  5. ^ a b "Barney Stanley playing statistics". Hockey Hall of Fame. Retrieved 2010-07-03. 
  6. ^ "Vancouver Millionaires 1914–15 Stanley Cup champions". Hockey Hall of Fame. Retrieved 2010-07-03. 
  7. ^ "Calgary Tigers – a team of legends". Edmonton Oilers Heritage Foundation. Retrieved 2010-07-03. [dead link]
  8. ^ a b c d Duplacey, James; Zweig, Eric (2010). Official Guide to the Players of the Hockey Hall of Fame.
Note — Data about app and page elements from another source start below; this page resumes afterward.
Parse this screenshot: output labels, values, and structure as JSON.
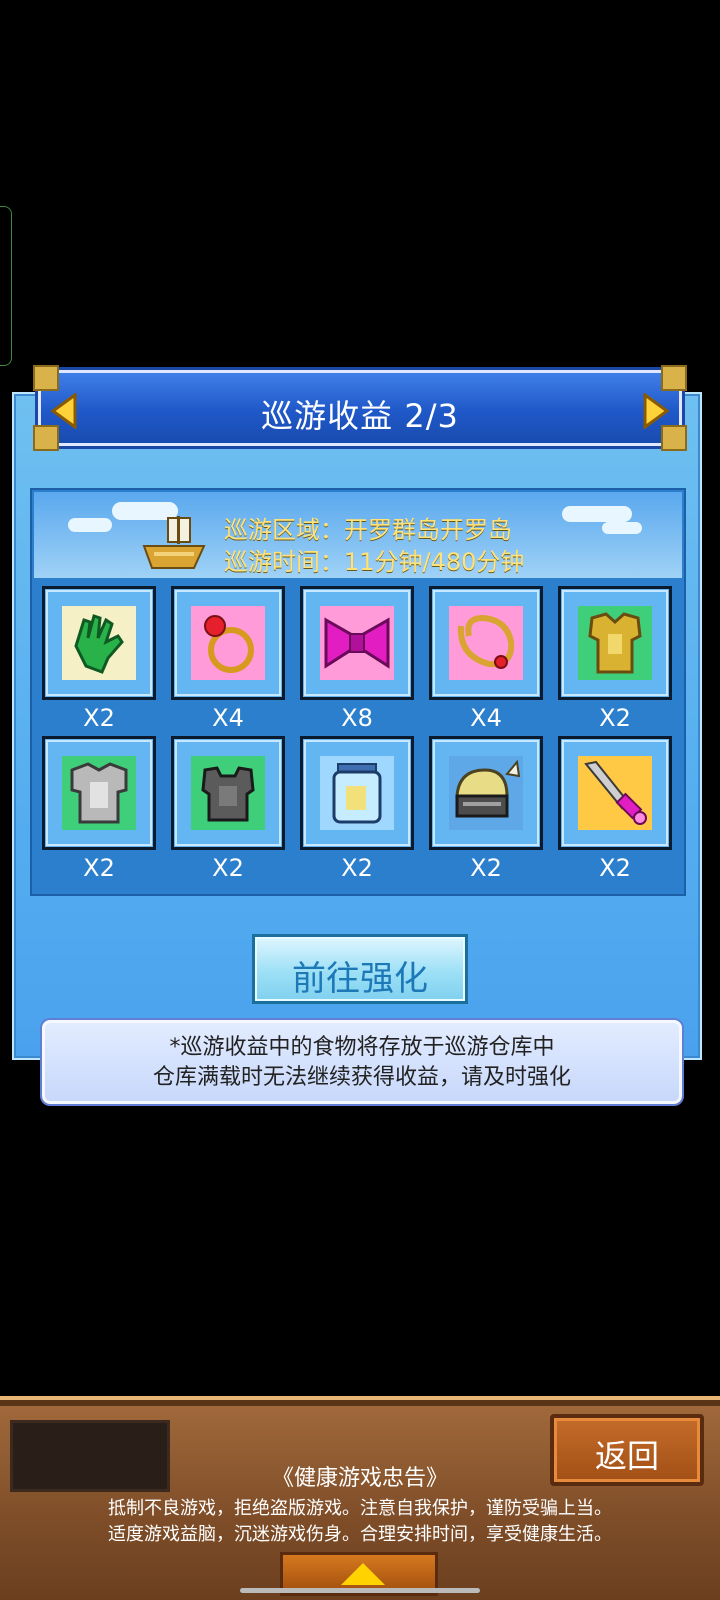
{
  "title_bar": {
    "title": "巡游收益 2/3"
  },
  "cruise": {
    "area_label": "巡游区域：开罗群岛开罗岛",
    "time_label": "巡游时间：11分钟/480分钟"
  },
  "items": [
    {
      "icon": "green-glove-icon",
      "qty": "X2",
      "bg": "#f6f0c6"
    },
    {
      "icon": "ruby-ring-icon",
      "qty": "X4",
      "bg": "#ff9bd8"
    },
    {
      "icon": "pink-bow-icon",
      "qty": "X8",
      "bg": "#ff9bd8"
    },
    {
      "icon": "gold-necklace-icon",
      "qty": "X4",
      "bg": "#ff9bd8"
    },
    {
      "icon": "gold-armor-icon",
      "qty": "X2",
      "bg": "#3fcf7a"
    },
    {
      "icon": "silver-armor-icon",
      "qty": "X2",
      "bg": "#3fcf7a"
    },
    {
      "icon": "dark-armor-icon",
      "qty": "X2",
      "bg": "#3fcf7a"
    },
    {
      "icon": "jar-icon",
      "qty": "X2",
      "bg": "#9fd7ff"
    },
    {
      "icon": "knight-helmet-icon",
      "qty": "X2",
      "bg": "#5fa8e8"
    },
    {
      "icon": "pink-sword-icon",
      "qty": "X2",
      "bg": "#ffc845"
    }
  ],
  "go_button": {
    "label": "前往强化"
  },
  "note": {
    "line1": "*巡游收益中的食物将存放于巡游仓库中",
    "line2": "仓库满载时无法继续获得收益，请及时强化"
  },
  "footer": {
    "back_label": "返回",
    "health_title": "《健康游戏忠告》",
    "health_line1": "抵制不良游戏，拒绝盗版游戏。注意自我保护，谨防受骗上当。",
    "health_line2": "适度游戏益脑，沉迷游戏伤身。合理安排时间，享受健康生活。"
  },
  "colors": {
    "info_text": "#ffe27a",
    "title_bar": "#1f58c8",
    "panel": "#56aef0"
  }
}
Firefly Books. p. 483. ISBN 1-55407-662-5. 
  9. ^ a b "Stanley as manager". Montreal Gazette. 1927-04-05. p. 17. Retrieved 2010-07-03. 
  10. ^ Gibson, Dick (1927-02-03). "Tips & Tales". Border Cities Star. p. 18. Retrieved 2011-11-22. 
  11. ^ "White gets all Eskimo players with franchise". Calgary Daily Herald. 1926-11-06. p. 34. Retrieved 2011-11-22. 
  12. ^ "'Peg Maroons well fortified". Saskatoon Phoenix. 1926-11-06. p. 9. Retrieved 2011-11-22. 
  13. ^ a b c Flemming, Don (1971-05-17). "Stanley did leave a legend". Edmonton Journal. p. 52. Retrieved 2011-11-20. 
  14. ^ a b "Dairy head, Barney Stanley retires soon". Edmonton Journal. 1960-11-30. p. 61. Retrieved 2011-11-22. 
  15. ^ "Caps to start rink workouts here tomorrow". Regina Leader. 1924-11-11. p. 12. Retrieved 2011-11-22. 
  16. ^ "Baseball men urging city to buy Roche's Renfrew lease". Edmonton Journal. 1941-02-06. p. 11. Retrieved 2011-11-22. 
  17. ^ "Stanley heads capital hockey". Calgary Herald. 1940-11-02. p. 6. Retrieved 2011-11-22. 

External links[edit]

Preceded by
Pete Muldoon
Head coach of the Chicago Black Hawks
1927–28
Succeeded by
Hughie Lehman